Thousands of protesters, organized by the Piraeus committee of the Greek Committee for International Peace and Détente, massed for two days of demonstrations against the presence offshore of the NATO Standing Naval Force of the Mediterranean. Protesters also targeted the Greek government and the presidency of the European Union with their slogans. Other initiators included Youth Action for Peace, the Action-Thessaloniki 2003 campaign, the left-led labor federation PAME, and dozens of other organizations.

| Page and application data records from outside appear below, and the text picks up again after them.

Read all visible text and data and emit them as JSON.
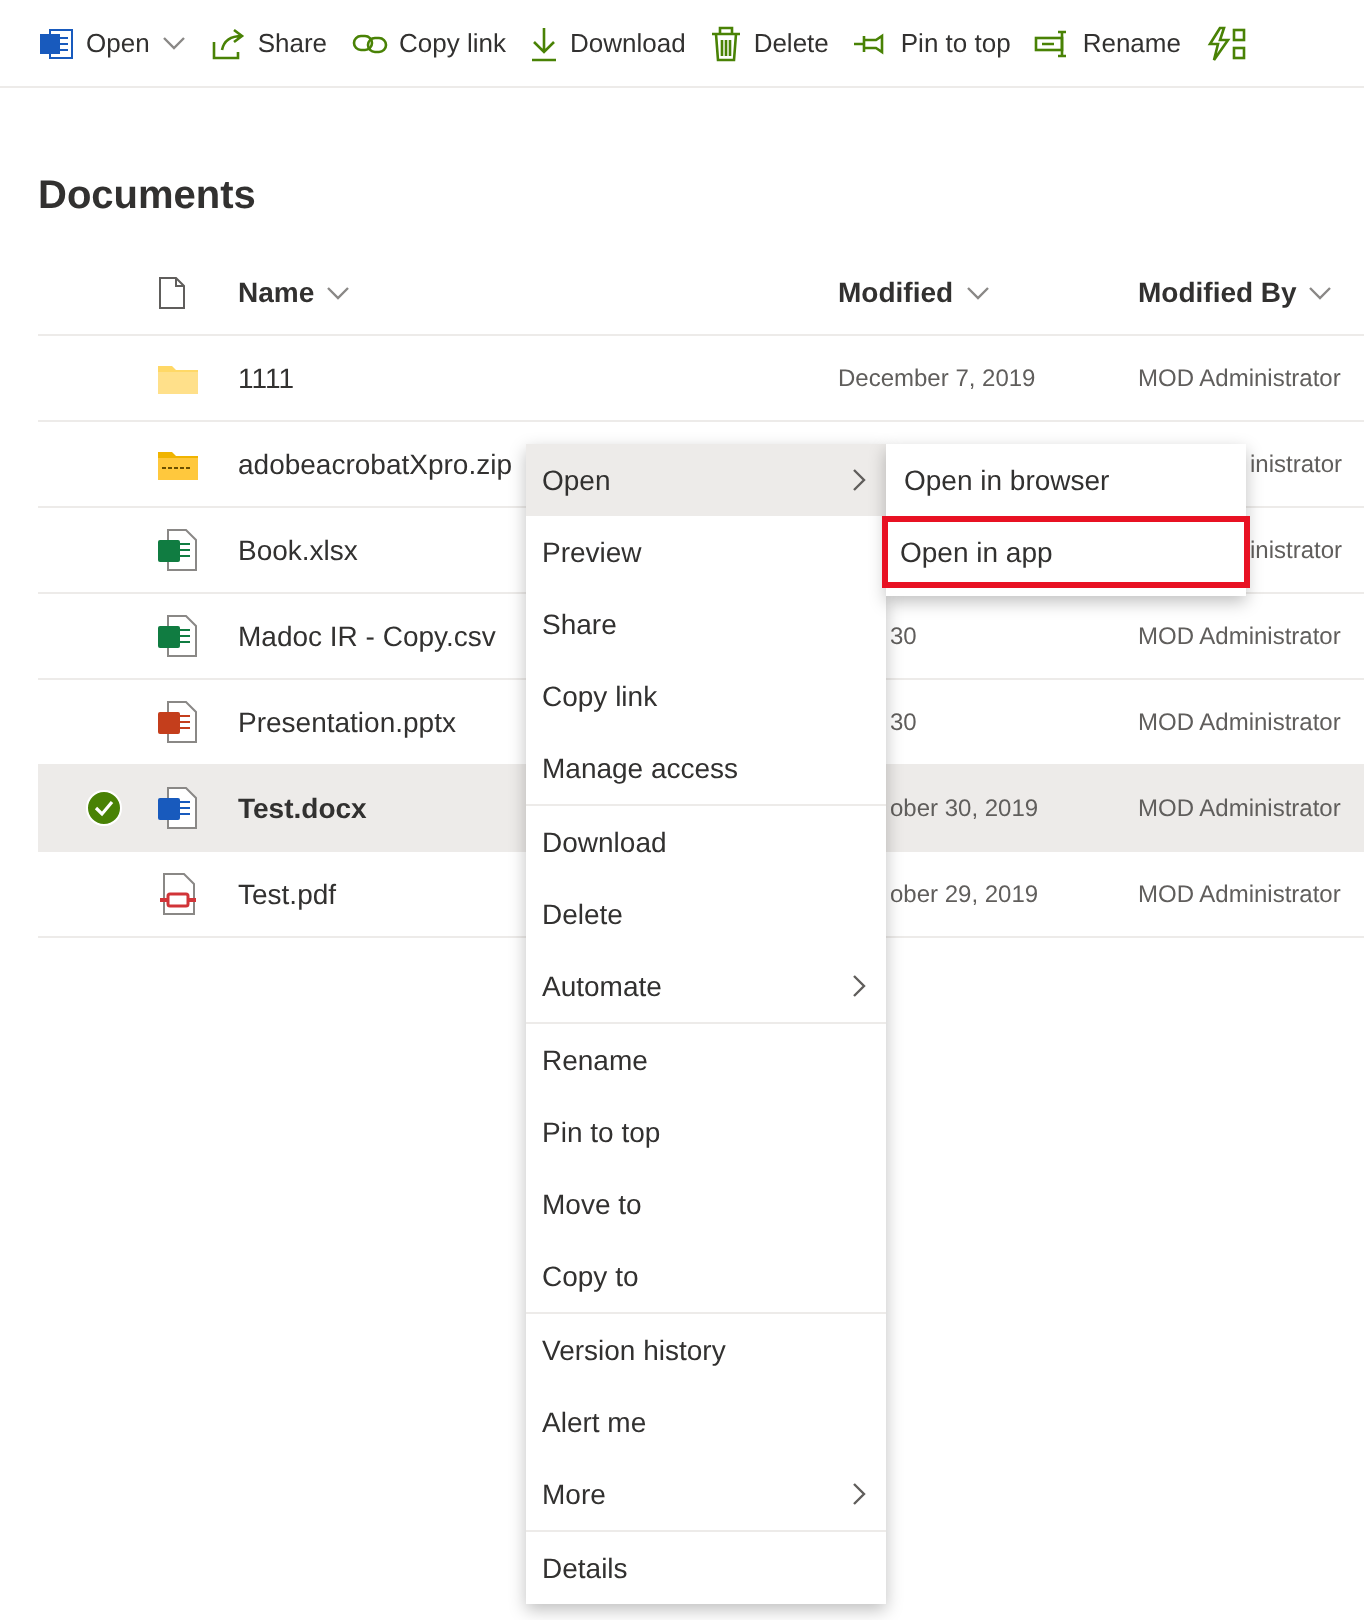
{
  "toolbar": [
    {
      "label": "Open",
      "kind": "word",
      "dropdown": true
    },
    {
      "label": "Share",
      "kind": "share",
      "dropdown": false
    },
    {
      "label": "Copy link",
      "kind": "link",
      "dropdown": false
    },
    {
      "label": "Download",
      "kind": "download",
      "dropdown": false
    },
    {
      "label": "Delete",
      "kind": "trash",
      "dropdown": false
    },
    {
      "label": "Pin to top",
      "kind": "pin",
      "dropdown": false
    },
    {
      "label": "Rename",
      "kind": "rename",
      "dropdown": false
    },
    {
      "kind": "flow",
      "dropdown": false
    }
  ],
  "title": "Documents",
  "columns": [
    {
      "label": "Name"
    },
    {
      "label": "Modified"
    },
    {
      "label": "Modified By"
    }
  ],
  "rows": [
    {
      "kind": "folder",
      "name": "1111",
      "modified": "December 7, 2019",
      "modified_by": "MOD Administrator",
      "selected": false
    },
    {
      "kind": "zip",
      "name": "adobeacrobatXpro.zip",
      "modified_by": "inistrator",
      "selected": false
    },
    {
      "kind": "excel",
      "name": "Book.xlsx",
      "modified_by": "inistrator",
      "selected": false
    },
    {
      "kind": "csv",
      "name": "Madoc IR - Copy.csv",
      "modified": "30",
      "modified_by": "MOD Administrator",
      "selected": false
    },
    {
      "kind": "powerpoint",
      "name": "Presentation.pptx",
      "modified": "30",
      "modified_by": "MOD Administrator",
      "selected": false
    },
    {
      "kind": "word",
      "name": "Test.docx",
      "modified": "ober 30, 2019",
      "modified_by": "MOD Administrator",
      "selected": true
    },
    {
      "kind": "pdf",
      "name": "Test.pdf",
      "modified": "ober 29, 2019",
      "modified_by": "MOD Administrator",
      "selected": false
    }
  ],
  "context_menu": [
    [
      {
        "label": "Open",
        "submenu": true,
        "selected": true
      },
      {
        "label": "Preview",
        "submenu": false,
        "selected": false
      },
      {
        "label": "Share",
        "submenu": false,
        "selected": false
      },
      {
        "label": "Copy link",
        "submenu": false,
        "selected": false
      },
      {
        "label": "Manage access",
        "submenu": false,
        "selected": false
      }
    ],
    [
      {
        "label": "Download",
        "submenu": false,
        "selected": false
      },
      {
        "label": "Delete",
        "submenu": false,
        "selected": false
      },
      {
        "label": "Automate",
        "submenu": true,
        "selected": false
      }
    ],
    [
      {
        "label": "Rename",
        "submenu": false,
        "selected": false
      },
      {
        "label": "Pin to top",
        "submenu": false,
        "selected": false
      },
      {
        "label": "Move to",
        "submenu": false,
        "selected": false
      },
      {
        "label": "Copy to",
        "submenu": false,
        "selected": false
      }
    ],
    [
      {
        "label": "Version history",
        "submenu": false,
        "selected": false
      },
      {
        "label": "Alert me",
        "submenu": false,
        "selected": false
      },
      {
        "label": "More",
        "submenu": true,
        "selected": false
      }
    ],
    [
      {
        "label": "Details",
        "submenu": false,
        "selected": false
      }
    ]
  ],
  "submenu": [
    {
      "label": "Open in browser",
      "outlined": false
    },
    {
      "label": "Open in app",
      "outlined": true
    }
  ]
}
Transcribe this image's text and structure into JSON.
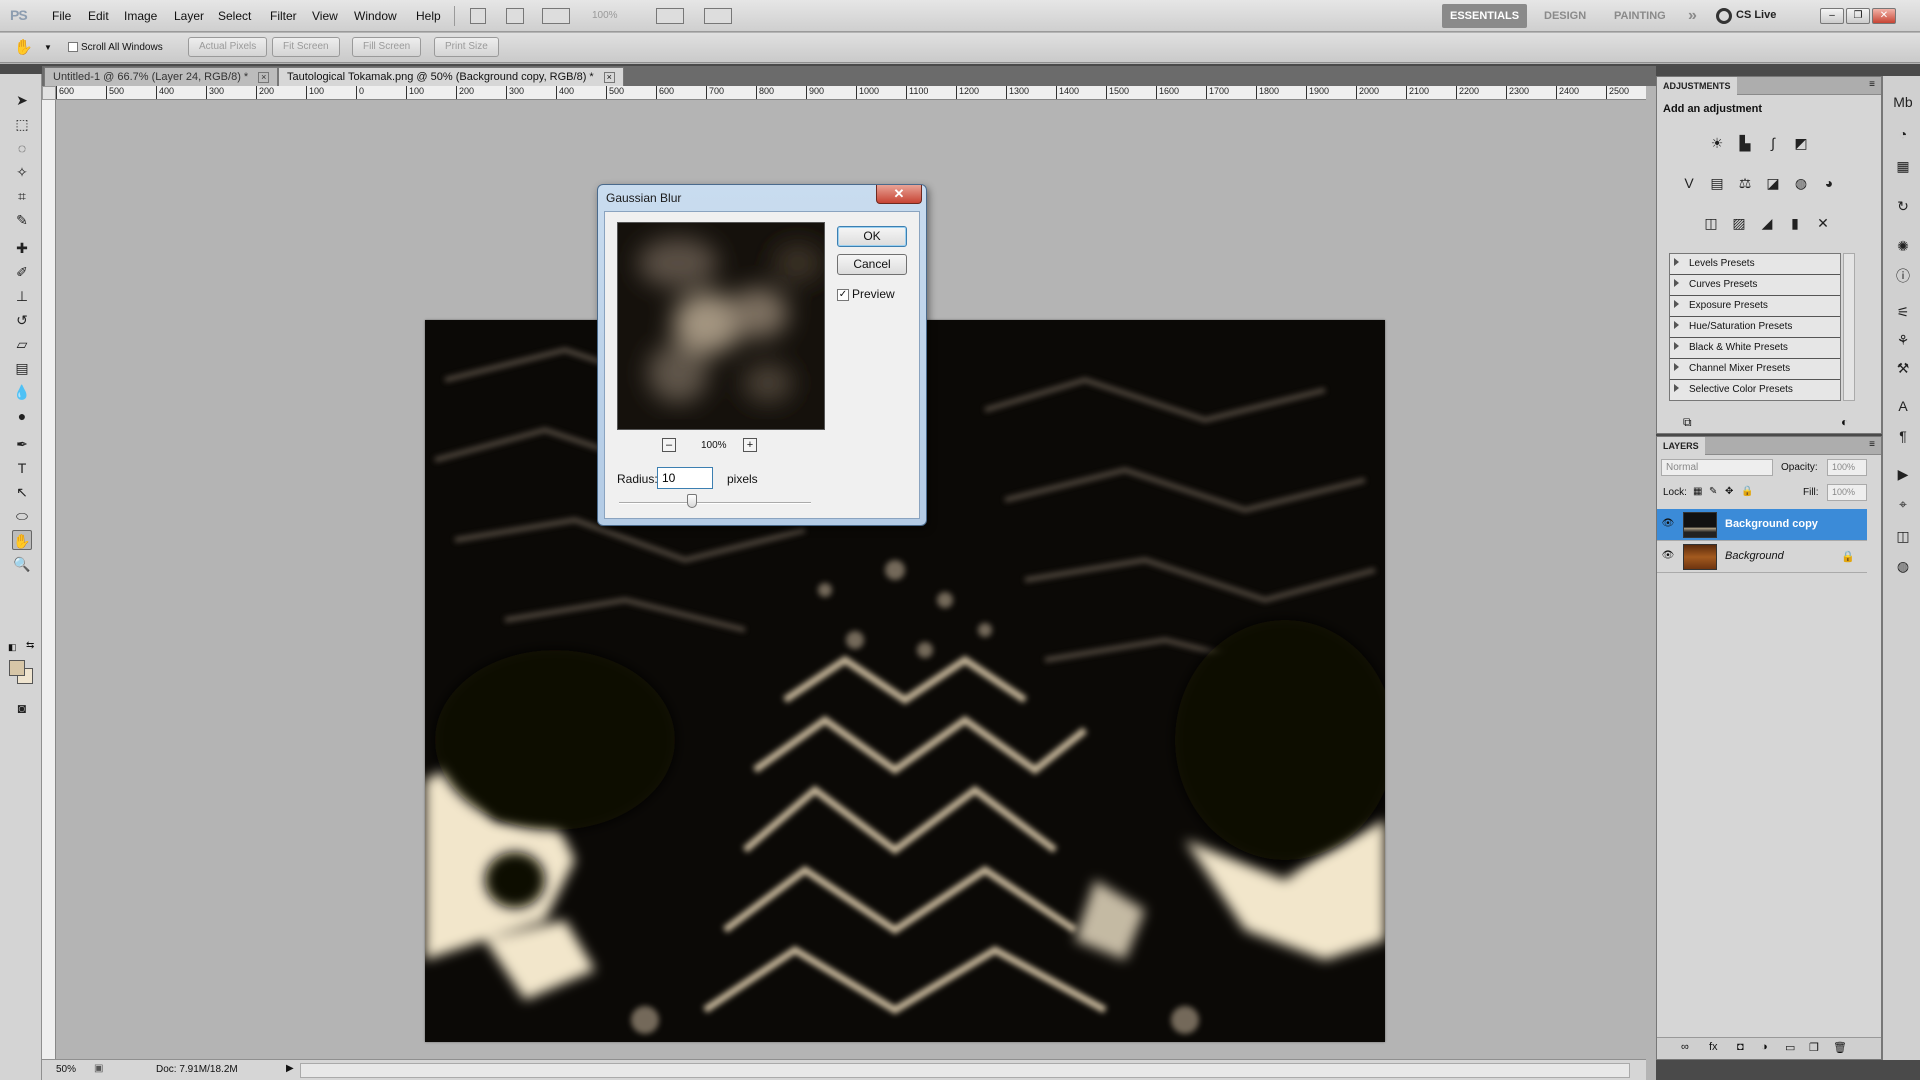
{
  "app": {
    "logo": "PS",
    "menus": [
      "File",
      "Edit",
      "Image",
      "Layer",
      "Select",
      "Filter",
      "View",
      "Window",
      "Help"
    ],
    "zoom_field": "100%",
    "workspaces": [
      "ESSENTIALS",
      "DESIGN",
      "PAINTING"
    ],
    "workspace_more": "»",
    "cs_live": "CS Live",
    "window_controls": [
      "–",
      "❐",
      "✕"
    ]
  },
  "options_bar": {
    "scroll_all_windows": "Scroll All Windows",
    "buttons": [
      "Actual Pixels",
      "Fit Screen",
      "Fill Screen",
      "Print Size"
    ]
  },
  "doc_tabs": [
    {
      "label": "Untitled-1 @ 66.7% (Layer 24, RGB/8) *"
    },
    {
      "label": "Tautological Tokamak.png @ 50% (Background copy, RGB/8) *"
    }
  ],
  "ruler_h": [
    "600",
    "500",
    "400",
    "300",
    "200",
    "100",
    "0",
    "100",
    "200",
    "300",
    "400",
    "500",
    "600",
    "700",
    "800",
    "900",
    "1000",
    "1100",
    "1200",
    "1300",
    "1400",
    "1500",
    "1600",
    "1700",
    "1800",
    "1900",
    "2000",
    "2100",
    "2200",
    "2300",
    "2400",
    "2500"
  ],
  "status": {
    "zoom": "50%",
    "doc": "Doc: 7.91M/18.2M"
  },
  "dialog": {
    "title": "Gaussian Blur",
    "close": "✕",
    "ok": "OK",
    "cancel": "Cancel",
    "preview_label": "Preview",
    "preview_checked": true,
    "zoom_out": "–",
    "zoom_in": "+",
    "zoom_pct": "100%",
    "radius_label": "Radius:",
    "radius_value": "10",
    "radius_unit": "pixels",
    "slider_level": 0.38
  },
  "adjustments": {
    "tab": "ADJUSTMENTS",
    "subtitle": "Add an adjustment",
    "presets": [
      "Levels Presets",
      "Curves Presets",
      "Exposure Presets",
      "Hue/Saturation Presets",
      "Black & White Presets",
      "Channel Mixer Presets",
      "Selective Color Presets"
    ]
  },
  "layers": {
    "tab": "LAYERS",
    "blend_mode": "Normal",
    "opacity_label": "Opacity:",
    "opacity": "100%",
    "lock_label": "Lock:",
    "fill_label": "Fill:",
    "fill": "100%",
    "items": [
      {
        "name": "Background copy",
        "selected": true
      },
      {
        "name": "Background",
        "selected": false,
        "locked": true
      }
    ]
  },
  "colors": {
    "foreground": "#d7c6a7",
    "background": "#efe4cf",
    "selection": "#3b8bd8",
    "dialog_close": "#c74434"
  }
}
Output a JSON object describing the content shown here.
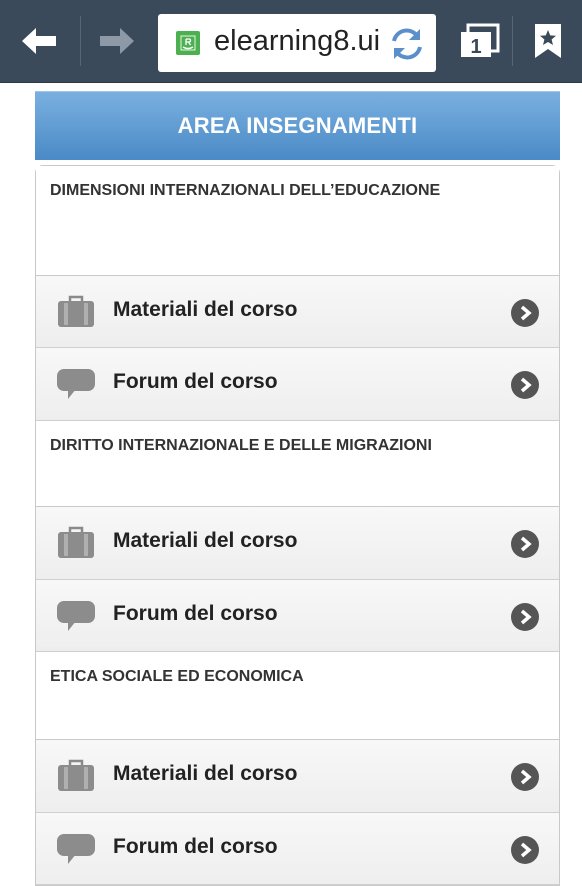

Very early in the morning on Feb. 19, the Communist Party of Greece and the left-led PAME labor federation hung two huge banners visible from the sea, saying “NATO killers go home” and “NATO fleet is not welcome.” The first march, which started at 10 a.m., was followed by another at 5 p.m., with protesters staying far into the night, holding torches that could be seen from the ships.

On the evening of Feb. 20, the protest continued with one of the biggest demonstrations in the city’s history.

As a result, the Greek government was forced to appeal to the commander of the fleet of U.S., Spanish, Turkish, Dutch and Italian vessels, not to enter the harbor.

On Feb. 20, the German vessel tried to dock at a secondary port in a suburb of Piraeus to take on supplies. Members of the seamen’s unions immediately gathered at the dock, together with area young people. As a result, the ship left in midday, empty-handed.

During a press conference, Feb. 20, aboard the NATO fleet’s flagship, Greek journalists presented U.S. Admiral Gregory G. Johnson, commander of the NATO forces in Southern Europe, with a statement protesting any attack on Iraq, opposing the role of NATO and emphasizing the popular opposition to the fleet’s presence in Piraeus.